(Collection entries)
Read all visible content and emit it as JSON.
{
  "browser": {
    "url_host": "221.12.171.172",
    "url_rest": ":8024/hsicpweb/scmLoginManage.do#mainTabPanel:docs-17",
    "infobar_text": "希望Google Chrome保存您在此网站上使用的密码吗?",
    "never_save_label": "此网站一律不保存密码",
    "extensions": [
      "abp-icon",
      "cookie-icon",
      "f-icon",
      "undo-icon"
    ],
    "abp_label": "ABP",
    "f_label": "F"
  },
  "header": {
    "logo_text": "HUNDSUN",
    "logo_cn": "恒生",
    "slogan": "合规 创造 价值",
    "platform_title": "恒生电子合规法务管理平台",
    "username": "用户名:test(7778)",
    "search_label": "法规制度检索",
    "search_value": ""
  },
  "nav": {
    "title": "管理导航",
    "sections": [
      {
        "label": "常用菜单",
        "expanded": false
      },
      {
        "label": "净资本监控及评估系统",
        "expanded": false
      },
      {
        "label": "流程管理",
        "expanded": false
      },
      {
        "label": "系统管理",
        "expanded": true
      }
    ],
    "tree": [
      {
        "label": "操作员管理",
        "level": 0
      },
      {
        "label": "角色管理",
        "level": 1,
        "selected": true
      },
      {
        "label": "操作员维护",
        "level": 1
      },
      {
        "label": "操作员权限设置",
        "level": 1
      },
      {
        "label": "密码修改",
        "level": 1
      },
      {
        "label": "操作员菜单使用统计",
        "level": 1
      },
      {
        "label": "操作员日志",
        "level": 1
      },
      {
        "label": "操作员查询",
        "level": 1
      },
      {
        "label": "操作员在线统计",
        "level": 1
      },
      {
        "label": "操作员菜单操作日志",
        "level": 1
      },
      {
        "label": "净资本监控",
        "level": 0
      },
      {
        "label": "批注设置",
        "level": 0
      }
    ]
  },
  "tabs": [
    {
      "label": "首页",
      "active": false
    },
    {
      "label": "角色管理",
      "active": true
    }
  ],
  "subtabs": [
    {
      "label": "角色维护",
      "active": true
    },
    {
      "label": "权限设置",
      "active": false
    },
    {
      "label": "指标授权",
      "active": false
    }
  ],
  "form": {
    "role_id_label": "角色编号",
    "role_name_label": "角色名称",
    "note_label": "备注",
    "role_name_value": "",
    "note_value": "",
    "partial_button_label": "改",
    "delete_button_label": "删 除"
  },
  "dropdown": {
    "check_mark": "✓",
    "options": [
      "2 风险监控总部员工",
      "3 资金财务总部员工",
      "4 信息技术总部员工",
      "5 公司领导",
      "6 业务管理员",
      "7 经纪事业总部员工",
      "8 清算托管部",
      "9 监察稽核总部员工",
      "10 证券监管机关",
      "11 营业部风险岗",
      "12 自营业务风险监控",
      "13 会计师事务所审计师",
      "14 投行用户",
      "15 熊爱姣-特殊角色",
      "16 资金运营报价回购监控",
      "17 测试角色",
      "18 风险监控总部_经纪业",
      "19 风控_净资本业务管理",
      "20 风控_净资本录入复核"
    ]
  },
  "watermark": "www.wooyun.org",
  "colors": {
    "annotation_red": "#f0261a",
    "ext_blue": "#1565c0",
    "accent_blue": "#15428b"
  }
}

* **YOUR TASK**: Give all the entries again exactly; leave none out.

* **OUTPUT OF THE TASK**:
Read all visible content and emit it as JSON.
{
  "browser": {
    "url_host": "221.12.171.172",
    "url_rest": ":8024/hsicpweb/scmLoginManage.do#mainTabPanel:docs-17",
    "infobar_text": "希望Google Chrome保存您在此网站上使用的密码吗?",
    "never_save_label": "此网站一律不保存密码",
    "extensions": [
      "abp-icon",
      "cookie-icon",
      "f-icon",
      "undo-icon"
    ],
    "abp_label": "ABP",
    "f_label": "F"
  },
  "header": {
    "logo_text": "HUNDSUN",
    "logo_cn": "恒生",
    "slogan": "合规 创造 价值",
    "platform_title": "恒生电子合规法务管理平台",
    "username": "用户名:test(7778)",
    "search_label": "法规制度检索",
    "search_value": ""
  },
  "nav": {
    "title": "管理导航",
    "sections": [
      {
        "label": "常用菜单",
        "expanded": false
      },
      {
        "label": "净资本监控及评估系统",
        "expanded": false
      },
      {
        "label": "流程管理",
        "expanded": false
      },
      {
        "label": "系统管理",
        "expanded": true
      }
    ],
    "tree": [
      {
        "label": "操作员管理",
        "level": 0
      },
      {
        "label": "角色管理",
        "level": 1,
        "selected": true
      },
      {
        "label": "操作员维护",
        "level": 1
      },
      {
        "label": "操作员权限设置",
        "level": 1
      },
      {
        "label": "密码修改",
        "level": 1
      },
      {
        "label": "操作员菜单使用统计",
        "level": 1
      },
      {
        "label": "操作员日志",
        "level": 1
      },
      {
        "label": "操作员查询",
        "level": 1
      },
      {
        "label": "操作员在线统计",
        "level": 1
      },
      {
        "label": "操作员菜单操作日志",
        "level": 1
      },
      {
        "label": "净资本监控",
        "level": 0
      },
      {
        "label": "批注设置",
        "level": 0
      }
    ]
  },
  "tabs": [
    {
      "label": "首页",
      "active": false
    },
    {
      "label": "角色管理",
      "active": true
    }
  ],
  "subtabs": [
    {
      "label": "角色维护",
      "active": true
    },
    {
      "label": "权限设置",
      "active": false
    },
    {
      "label": "指标授权",
      "active": false
    }
  ],
  "form": {
    "role_id_label": "角色编号",
    "role_name_label": "角色名称",
    "note_label": "备注",
    "role_name_value": "",
    "note_value": "",
    "partial_button_label": "改",
    "delete_button_label": "删 除"
  },
  "dropdown": {
    "check_mark": "✓",
    "options": [
      "2 风险监控总部员工",
      "3 资金财务总部员工",
      "4 信息技术总部员工",
      "5 公司领导",
      "6 业务管理员",
      "7 经纪事业总部员工",
      "8 清算托管部",
      "9 监察稽核总部员工",
      "10 证券监管机关",
      "11 营业部风险岗",
      "12 自营业务风险监控",
      "13 会计师事务所审计师",
      "14 投行用户",
      "15 熊爱姣-特殊角色",
      "16 资金运营报价回购监控",
      "17 测试角色",
      "18 风险监控总部_经纪业",
      "19 风控_净资本业务管理",
      "20 风控_净资本录入复核"
    ]
  },
  "watermark": "www.wooyun.org",
  "colors": {
    "annotation_red": "#f0261a",
    "ext_blue": "#1565c0",
    "accent_blue": "#15428b"
  }
}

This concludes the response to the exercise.